**EXERCISE DESCRIPTION**
Show every line from the data below that includes "image".

Segment Start: RECORDS FOR THIS TASK

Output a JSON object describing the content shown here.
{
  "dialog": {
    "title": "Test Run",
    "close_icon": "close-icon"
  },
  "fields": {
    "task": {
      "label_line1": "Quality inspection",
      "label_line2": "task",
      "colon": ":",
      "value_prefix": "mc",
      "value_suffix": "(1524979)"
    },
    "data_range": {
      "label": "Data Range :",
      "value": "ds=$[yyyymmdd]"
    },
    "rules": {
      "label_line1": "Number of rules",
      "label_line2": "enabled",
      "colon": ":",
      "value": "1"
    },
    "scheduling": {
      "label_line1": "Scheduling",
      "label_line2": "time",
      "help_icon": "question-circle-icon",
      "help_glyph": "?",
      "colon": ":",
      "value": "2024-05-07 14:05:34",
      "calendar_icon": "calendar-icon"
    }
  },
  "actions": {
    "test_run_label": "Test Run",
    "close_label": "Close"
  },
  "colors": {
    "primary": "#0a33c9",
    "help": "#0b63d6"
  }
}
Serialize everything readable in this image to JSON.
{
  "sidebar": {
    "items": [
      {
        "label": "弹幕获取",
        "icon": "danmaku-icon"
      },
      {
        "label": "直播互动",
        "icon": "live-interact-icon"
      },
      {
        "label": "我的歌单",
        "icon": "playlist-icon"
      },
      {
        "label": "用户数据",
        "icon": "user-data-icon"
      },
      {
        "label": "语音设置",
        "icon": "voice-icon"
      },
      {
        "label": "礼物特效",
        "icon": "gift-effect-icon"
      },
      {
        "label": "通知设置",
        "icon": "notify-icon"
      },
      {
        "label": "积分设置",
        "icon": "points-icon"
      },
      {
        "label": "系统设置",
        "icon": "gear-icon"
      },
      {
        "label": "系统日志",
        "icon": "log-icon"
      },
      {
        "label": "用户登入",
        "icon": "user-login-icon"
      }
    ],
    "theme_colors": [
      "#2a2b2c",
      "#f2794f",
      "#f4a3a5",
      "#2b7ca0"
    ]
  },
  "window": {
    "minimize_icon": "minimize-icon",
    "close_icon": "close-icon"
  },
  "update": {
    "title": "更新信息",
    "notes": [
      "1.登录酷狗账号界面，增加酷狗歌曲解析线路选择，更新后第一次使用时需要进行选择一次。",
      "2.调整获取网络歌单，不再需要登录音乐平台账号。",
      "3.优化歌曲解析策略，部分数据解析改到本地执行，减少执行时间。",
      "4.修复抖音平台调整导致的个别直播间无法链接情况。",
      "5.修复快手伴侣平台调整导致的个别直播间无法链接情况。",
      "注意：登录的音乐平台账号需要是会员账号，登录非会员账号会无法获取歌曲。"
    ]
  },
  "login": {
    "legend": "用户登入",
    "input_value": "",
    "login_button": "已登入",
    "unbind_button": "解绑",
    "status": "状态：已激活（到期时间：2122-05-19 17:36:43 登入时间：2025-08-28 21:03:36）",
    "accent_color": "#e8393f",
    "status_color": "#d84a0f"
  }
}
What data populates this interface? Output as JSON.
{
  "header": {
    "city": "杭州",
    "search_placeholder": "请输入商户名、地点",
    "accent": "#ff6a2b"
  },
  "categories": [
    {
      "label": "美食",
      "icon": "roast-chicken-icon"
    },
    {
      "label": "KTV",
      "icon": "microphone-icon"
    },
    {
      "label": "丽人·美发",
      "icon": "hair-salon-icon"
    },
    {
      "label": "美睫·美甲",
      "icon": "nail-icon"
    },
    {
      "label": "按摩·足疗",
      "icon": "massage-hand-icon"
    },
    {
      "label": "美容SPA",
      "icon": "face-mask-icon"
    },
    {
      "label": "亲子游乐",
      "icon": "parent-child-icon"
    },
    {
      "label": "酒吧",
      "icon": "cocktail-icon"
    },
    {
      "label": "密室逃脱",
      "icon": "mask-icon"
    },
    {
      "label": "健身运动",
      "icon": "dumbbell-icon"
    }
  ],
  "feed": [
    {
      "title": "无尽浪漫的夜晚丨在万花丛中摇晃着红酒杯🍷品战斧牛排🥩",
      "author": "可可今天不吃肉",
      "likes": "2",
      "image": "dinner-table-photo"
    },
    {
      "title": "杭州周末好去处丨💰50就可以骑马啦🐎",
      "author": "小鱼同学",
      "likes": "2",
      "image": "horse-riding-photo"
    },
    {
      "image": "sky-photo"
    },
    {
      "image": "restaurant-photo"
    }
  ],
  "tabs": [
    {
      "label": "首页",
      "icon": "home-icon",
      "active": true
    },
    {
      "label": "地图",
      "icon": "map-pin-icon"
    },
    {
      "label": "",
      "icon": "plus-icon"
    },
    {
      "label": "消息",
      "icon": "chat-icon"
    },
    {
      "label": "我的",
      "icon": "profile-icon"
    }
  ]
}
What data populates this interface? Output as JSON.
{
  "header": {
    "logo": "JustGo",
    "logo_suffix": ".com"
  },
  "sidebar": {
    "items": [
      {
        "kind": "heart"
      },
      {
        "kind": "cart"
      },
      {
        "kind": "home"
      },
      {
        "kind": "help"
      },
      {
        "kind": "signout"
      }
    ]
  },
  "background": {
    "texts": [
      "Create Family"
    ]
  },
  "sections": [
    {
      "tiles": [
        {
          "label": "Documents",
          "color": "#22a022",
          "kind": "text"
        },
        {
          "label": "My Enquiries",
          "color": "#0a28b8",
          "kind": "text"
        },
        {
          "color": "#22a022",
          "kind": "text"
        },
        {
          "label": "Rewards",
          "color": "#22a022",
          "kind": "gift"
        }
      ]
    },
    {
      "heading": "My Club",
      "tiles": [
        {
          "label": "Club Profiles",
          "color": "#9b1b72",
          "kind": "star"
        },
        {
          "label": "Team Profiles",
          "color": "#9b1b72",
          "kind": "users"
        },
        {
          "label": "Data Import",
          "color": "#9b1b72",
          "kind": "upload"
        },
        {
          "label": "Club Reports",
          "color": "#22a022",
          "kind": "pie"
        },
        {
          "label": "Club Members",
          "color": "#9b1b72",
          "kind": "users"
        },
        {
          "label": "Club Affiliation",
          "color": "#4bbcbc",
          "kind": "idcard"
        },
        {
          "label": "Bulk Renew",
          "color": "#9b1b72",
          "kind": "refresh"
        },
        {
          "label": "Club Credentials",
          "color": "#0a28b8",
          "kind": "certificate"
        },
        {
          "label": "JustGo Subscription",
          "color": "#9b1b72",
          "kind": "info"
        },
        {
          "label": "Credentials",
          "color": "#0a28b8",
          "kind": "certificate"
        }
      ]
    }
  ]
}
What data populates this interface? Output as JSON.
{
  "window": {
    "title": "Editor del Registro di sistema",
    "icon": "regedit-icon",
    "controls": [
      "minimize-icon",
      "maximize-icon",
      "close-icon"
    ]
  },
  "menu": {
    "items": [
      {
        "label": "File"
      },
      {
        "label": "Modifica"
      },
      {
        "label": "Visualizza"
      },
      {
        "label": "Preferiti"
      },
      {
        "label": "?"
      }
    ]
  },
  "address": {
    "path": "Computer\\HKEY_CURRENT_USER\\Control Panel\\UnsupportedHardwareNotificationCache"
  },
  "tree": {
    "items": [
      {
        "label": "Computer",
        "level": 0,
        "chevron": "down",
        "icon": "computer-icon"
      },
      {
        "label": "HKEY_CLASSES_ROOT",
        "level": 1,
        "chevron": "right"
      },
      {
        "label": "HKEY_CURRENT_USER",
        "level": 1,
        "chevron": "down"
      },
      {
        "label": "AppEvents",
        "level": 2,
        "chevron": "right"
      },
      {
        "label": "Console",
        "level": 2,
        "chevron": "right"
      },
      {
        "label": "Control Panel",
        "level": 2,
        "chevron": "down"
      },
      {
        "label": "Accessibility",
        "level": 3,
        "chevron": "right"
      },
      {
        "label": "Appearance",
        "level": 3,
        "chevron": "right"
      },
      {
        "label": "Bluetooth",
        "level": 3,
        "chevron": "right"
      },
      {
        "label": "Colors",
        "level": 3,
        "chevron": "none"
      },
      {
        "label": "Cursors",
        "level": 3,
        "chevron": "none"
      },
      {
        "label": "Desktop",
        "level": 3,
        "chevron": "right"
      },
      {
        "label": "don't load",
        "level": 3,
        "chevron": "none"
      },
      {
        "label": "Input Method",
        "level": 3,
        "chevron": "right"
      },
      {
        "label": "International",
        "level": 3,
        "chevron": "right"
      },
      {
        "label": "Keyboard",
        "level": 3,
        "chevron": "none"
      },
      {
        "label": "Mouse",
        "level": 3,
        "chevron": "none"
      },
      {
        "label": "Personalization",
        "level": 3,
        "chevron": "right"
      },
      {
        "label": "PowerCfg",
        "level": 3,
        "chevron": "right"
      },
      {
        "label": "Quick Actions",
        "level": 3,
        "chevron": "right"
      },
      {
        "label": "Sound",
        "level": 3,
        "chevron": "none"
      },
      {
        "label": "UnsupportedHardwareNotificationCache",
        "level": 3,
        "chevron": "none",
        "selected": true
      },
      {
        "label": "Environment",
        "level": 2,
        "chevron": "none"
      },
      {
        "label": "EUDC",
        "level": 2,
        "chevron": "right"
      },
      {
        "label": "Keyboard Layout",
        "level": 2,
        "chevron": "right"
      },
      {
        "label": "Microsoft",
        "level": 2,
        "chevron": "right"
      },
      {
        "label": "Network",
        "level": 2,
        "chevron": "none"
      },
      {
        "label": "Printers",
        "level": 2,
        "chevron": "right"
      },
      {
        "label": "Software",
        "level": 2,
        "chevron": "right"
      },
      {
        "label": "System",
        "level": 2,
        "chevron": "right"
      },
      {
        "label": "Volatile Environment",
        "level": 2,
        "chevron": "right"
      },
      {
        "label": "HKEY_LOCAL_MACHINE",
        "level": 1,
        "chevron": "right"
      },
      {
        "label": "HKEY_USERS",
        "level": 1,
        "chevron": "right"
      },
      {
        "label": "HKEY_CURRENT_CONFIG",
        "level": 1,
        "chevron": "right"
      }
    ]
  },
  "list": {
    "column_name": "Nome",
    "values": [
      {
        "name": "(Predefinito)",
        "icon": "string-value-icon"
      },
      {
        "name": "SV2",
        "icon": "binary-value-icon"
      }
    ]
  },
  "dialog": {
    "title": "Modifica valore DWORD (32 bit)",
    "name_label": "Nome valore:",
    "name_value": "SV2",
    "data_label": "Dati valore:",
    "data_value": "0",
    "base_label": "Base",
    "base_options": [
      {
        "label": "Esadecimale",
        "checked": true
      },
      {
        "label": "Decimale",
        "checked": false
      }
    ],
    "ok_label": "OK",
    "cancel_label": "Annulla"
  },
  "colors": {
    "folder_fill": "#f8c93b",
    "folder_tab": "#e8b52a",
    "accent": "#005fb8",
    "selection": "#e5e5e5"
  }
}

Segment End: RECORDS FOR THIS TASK

**SOLVED EXERCISE**
Serialize everything readable in this image to JSON.
      "image": "dinner-table-photo"
      "image": "horse-riding-photo"
      "image": "sky-photo"
      "image": "restaurant-photo"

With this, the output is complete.